Students at one of the UK's oldest universities have been advised to call themselves British rather than Scottish, Welsh or Irish on job applications, in case prospective employers regard them as troublesome nationalists.
Career advisers at Aberdeen University have issued a guide to students seeking work outside Scotland, which warns them that their best chance is to declare British nationality.
The advice has caused political outrage. "Scotland is a nation and not a region," said the Aberdeen MSP Richard Lochhead, who has complained to the university.
"We have our national Parliament and when the country should be rebuilding its confidence, we shouldn't be advising our young people to deny their birthright."
The guide book is the idea of Locker Madden, head of the careers and appointments service, who says his sole purpose is to help graduates gain good jobs by assisting them with application letters, CVs and interviews.
"Some employers might see 'Scottish' on the application form and think, 'This might be a daft bloke in a kilt who will celebrate Bannockburn and upset me'," Mr Madden said.
In leaflets and brochures distributed to students at Aberdeen, English scholars are also advised to call themselves British.

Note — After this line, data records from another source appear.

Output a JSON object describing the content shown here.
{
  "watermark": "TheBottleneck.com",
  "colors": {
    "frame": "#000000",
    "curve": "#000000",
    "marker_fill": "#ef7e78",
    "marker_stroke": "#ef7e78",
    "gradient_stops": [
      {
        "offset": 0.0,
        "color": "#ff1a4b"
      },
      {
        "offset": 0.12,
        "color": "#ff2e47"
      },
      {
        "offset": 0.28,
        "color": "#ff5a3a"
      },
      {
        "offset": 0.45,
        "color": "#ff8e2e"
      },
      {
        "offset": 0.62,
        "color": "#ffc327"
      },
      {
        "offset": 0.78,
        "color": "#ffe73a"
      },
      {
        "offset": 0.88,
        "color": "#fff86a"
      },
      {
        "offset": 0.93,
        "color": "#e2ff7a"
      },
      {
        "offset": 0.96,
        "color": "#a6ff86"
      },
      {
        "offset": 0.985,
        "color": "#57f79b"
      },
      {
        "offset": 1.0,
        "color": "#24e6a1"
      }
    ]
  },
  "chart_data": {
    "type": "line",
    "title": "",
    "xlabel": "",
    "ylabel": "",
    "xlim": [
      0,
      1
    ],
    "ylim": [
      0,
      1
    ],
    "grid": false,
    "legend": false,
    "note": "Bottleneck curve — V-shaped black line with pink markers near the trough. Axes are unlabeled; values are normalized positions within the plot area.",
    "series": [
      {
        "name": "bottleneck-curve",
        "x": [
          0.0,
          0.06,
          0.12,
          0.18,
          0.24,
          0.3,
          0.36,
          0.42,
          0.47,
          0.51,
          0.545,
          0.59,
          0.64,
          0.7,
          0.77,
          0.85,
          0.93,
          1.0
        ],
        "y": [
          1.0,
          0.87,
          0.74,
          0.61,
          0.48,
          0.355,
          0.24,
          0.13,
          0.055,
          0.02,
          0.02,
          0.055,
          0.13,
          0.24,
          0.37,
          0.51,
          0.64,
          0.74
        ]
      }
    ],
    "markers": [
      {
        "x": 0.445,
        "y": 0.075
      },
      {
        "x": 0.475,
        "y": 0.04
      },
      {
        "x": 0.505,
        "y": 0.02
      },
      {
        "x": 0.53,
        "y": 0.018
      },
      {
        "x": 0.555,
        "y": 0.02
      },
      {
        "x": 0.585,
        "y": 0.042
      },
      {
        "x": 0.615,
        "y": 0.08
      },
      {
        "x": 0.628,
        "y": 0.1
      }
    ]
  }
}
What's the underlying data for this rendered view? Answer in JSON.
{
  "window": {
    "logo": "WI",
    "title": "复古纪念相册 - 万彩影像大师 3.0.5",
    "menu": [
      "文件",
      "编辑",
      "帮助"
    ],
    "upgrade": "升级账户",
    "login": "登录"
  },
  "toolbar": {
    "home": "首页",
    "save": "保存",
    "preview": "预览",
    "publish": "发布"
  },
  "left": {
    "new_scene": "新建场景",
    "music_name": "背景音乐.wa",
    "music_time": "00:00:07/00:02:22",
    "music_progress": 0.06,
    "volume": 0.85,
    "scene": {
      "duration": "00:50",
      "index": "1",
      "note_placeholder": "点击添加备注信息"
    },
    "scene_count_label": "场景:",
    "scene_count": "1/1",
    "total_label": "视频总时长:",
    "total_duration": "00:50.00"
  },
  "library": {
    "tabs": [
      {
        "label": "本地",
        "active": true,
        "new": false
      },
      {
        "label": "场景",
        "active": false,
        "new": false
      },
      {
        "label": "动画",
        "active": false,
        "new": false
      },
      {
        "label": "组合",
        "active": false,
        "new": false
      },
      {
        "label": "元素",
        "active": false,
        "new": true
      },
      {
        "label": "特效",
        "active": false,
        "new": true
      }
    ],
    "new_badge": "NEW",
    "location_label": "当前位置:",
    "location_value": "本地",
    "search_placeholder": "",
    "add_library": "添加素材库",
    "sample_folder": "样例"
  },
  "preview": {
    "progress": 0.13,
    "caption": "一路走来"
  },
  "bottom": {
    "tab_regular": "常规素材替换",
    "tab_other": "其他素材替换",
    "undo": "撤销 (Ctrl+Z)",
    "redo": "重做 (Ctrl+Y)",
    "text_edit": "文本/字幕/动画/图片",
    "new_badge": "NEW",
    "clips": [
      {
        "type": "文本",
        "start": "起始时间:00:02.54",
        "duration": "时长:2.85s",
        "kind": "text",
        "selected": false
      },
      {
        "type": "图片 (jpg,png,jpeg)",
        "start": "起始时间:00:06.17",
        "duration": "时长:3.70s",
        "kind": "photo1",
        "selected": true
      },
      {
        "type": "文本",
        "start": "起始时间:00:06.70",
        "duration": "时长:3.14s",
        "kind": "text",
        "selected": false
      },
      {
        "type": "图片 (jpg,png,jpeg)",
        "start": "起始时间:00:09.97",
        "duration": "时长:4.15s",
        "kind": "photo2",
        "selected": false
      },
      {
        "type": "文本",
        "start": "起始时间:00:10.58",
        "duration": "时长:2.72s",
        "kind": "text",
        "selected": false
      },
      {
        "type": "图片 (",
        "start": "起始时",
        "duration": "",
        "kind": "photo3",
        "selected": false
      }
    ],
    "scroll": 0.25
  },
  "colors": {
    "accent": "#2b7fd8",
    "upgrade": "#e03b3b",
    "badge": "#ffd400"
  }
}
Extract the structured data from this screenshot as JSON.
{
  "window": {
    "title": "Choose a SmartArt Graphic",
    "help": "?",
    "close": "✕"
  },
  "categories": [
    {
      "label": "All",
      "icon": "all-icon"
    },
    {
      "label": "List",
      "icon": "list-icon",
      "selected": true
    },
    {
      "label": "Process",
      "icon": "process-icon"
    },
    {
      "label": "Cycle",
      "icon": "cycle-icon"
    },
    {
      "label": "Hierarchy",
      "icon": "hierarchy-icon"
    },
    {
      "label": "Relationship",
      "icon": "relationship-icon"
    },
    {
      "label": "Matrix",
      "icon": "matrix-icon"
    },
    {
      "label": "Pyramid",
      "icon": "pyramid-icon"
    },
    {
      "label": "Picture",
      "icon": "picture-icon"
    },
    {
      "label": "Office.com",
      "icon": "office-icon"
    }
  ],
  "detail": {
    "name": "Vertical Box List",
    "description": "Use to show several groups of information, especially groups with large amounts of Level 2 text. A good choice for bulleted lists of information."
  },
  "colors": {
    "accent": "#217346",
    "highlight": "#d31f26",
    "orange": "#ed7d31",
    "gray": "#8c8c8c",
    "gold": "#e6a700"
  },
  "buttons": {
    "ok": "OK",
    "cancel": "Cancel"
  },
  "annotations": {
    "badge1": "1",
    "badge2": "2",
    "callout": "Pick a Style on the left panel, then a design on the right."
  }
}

A spokesman for Aberdeen University said: "In the feedback from our business contacts we have been told applicants who declare their nationality as British are more likely to get an interview than those who put down Scottish, Welsh or Irish."Reuse content